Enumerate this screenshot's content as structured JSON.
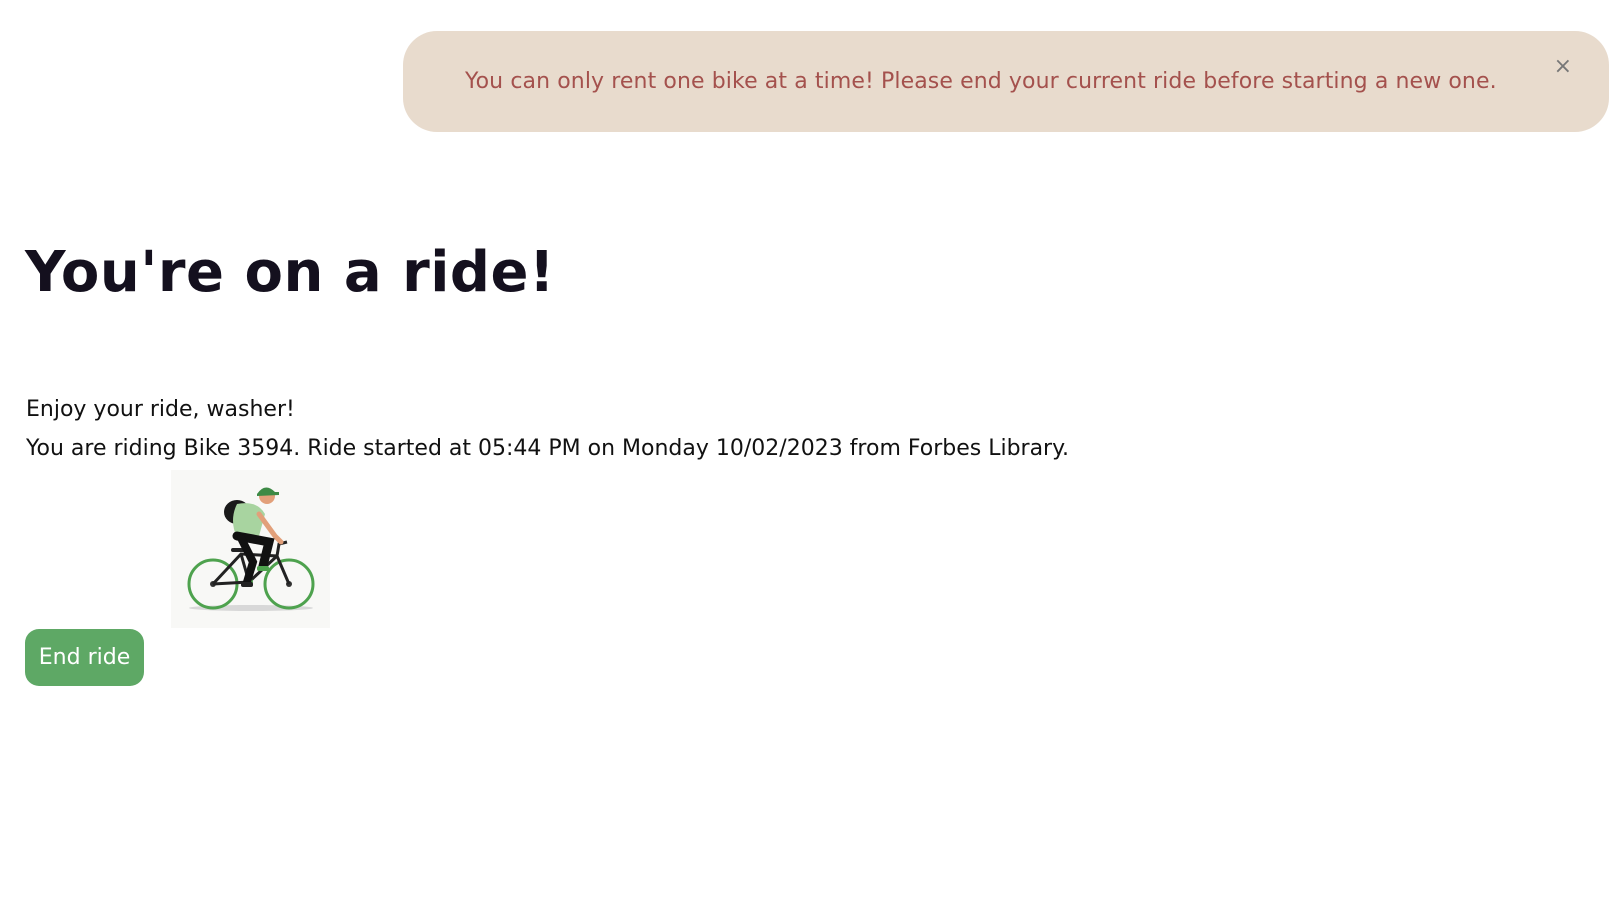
{
  "alert": {
    "message": "You can only rent one bike at a time! Please end your current ride before starting a new one.",
    "close_symbol": "×",
    "close_icon": "close-icon"
  },
  "main": {
    "title": "You're on a ride!",
    "greeting": "Enjoy your ride, washer!",
    "ride_info": "You are riding Bike 3594. Ride started at 05:44 PM on Monday 10/02/2023 from Forbes Library.",
    "end_ride_label": "End ride",
    "illustration": "cyclist-illustration"
  },
  "colors": {
    "alert_bg": "#e8dbcd",
    "alert_text": "#a4514d",
    "button_bg": "#5ea865",
    "title_text": "#14101e"
  }
}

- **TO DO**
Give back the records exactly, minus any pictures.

- **PROBLEM SOLUTION**
Enumerate this screenshot's content as structured JSON.
{
  "alert": {
    "message": "You can only rent one bike at a time! Please end your current ride before starting a new one.",
    "close_symbol": "×",
    "close_icon": "close-icon"
  },
  "main": {
    "title": "You're on a ride!",
    "greeting": "Enjoy your ride, washer!",
    "ride_info": "You are riding Bike 3594. Ride started at 05:44 PM on Monday 10/02/2023 from Forbes Library.",
    "end_ride_label": "End ride",
    "illustration": "cyclist-illustration"
  },
  "colors": {
    "alert_bg": "#e8dbcd",
    "alert_text": "#a4514d",
    "button_bg": "#5ea865",
    "title_text": "#14101e"
  }
}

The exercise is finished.